START Material for this task
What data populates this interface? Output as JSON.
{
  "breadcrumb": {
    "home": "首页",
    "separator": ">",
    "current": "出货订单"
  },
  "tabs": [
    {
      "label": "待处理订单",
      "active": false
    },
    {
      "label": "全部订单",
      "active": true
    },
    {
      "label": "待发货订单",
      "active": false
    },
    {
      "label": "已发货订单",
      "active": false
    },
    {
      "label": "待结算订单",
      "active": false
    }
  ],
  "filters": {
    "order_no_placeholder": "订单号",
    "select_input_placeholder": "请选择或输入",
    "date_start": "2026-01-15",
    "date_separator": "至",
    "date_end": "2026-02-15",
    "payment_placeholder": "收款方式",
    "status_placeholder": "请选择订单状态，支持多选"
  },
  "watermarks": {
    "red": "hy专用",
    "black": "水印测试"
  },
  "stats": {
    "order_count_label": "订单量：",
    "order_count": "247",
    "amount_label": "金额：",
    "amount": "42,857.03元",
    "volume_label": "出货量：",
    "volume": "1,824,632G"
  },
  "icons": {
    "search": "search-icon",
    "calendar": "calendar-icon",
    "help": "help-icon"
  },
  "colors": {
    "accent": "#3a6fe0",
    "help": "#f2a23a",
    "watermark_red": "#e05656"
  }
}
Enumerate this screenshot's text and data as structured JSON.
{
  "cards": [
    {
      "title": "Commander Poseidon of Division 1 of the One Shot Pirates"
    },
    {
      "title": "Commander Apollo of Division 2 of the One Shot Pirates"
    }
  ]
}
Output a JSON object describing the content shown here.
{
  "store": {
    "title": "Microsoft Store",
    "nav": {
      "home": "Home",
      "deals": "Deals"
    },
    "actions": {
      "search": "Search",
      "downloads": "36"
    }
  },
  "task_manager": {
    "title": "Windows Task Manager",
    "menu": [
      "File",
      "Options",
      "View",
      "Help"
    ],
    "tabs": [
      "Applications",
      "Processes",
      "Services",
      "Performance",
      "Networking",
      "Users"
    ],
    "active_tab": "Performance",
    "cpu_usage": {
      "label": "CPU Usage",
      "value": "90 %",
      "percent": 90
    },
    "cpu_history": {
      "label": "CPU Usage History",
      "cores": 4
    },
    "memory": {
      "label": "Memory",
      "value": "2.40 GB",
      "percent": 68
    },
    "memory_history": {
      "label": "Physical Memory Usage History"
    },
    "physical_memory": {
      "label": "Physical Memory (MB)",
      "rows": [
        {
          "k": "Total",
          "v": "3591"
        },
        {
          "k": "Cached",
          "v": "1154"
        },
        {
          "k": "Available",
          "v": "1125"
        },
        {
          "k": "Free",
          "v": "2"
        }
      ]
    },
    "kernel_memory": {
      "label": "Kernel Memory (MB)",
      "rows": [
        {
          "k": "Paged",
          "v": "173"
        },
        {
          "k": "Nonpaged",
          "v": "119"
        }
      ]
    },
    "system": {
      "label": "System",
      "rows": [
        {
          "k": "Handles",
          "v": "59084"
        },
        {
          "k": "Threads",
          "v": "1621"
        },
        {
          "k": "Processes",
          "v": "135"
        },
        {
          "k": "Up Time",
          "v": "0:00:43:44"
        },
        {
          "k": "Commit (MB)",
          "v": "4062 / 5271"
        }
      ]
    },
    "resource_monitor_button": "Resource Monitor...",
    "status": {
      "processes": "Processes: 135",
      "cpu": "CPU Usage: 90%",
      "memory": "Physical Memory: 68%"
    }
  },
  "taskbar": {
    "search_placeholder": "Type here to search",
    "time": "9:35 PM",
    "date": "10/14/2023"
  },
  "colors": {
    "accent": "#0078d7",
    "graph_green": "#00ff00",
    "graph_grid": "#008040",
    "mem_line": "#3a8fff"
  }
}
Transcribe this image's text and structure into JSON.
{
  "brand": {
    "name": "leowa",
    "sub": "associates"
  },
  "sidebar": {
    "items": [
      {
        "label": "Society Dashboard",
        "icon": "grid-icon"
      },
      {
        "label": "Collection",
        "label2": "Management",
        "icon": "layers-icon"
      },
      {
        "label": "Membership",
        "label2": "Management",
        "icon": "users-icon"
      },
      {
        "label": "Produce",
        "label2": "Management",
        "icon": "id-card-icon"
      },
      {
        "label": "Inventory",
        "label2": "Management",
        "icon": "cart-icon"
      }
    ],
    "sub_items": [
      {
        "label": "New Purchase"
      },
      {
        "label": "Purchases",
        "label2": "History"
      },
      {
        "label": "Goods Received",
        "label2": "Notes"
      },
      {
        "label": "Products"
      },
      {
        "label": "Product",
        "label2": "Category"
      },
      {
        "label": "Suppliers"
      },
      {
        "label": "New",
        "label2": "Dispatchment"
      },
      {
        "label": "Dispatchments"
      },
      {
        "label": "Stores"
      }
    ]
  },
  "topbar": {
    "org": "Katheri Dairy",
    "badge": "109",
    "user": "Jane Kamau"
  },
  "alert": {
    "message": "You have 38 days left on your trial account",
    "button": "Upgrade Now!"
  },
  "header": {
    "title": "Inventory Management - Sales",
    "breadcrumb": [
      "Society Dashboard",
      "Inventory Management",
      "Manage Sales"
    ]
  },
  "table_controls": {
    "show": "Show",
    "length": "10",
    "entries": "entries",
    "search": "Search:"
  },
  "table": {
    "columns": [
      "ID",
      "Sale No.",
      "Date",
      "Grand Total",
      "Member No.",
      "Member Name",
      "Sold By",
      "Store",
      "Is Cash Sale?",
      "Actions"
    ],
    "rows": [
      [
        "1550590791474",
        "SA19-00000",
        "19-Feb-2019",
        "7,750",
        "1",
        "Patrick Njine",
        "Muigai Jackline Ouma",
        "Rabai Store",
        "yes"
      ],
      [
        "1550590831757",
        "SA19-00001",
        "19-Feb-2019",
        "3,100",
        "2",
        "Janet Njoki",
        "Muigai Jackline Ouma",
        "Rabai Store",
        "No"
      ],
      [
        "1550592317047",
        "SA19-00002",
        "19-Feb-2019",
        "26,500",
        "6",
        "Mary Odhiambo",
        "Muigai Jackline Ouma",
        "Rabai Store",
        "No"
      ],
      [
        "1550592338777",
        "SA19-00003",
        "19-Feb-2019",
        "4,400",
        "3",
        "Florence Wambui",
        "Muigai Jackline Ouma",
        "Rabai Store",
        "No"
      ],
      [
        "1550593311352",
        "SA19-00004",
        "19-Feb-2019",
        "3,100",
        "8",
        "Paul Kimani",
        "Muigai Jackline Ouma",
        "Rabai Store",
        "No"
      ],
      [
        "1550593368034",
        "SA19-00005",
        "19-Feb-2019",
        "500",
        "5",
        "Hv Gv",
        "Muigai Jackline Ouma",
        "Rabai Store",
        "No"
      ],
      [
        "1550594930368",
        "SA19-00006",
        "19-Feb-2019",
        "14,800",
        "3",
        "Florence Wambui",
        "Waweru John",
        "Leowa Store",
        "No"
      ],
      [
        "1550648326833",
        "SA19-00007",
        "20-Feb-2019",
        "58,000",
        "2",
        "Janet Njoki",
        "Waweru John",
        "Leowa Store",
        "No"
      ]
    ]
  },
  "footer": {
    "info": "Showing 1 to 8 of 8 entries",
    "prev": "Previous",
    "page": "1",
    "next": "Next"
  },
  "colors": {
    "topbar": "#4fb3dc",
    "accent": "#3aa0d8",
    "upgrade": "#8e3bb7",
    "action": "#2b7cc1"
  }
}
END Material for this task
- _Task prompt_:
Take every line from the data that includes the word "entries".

- _Exercise output_:
    "entries": "entries",
    "info": "Showing 1 to 8 of 8 entries",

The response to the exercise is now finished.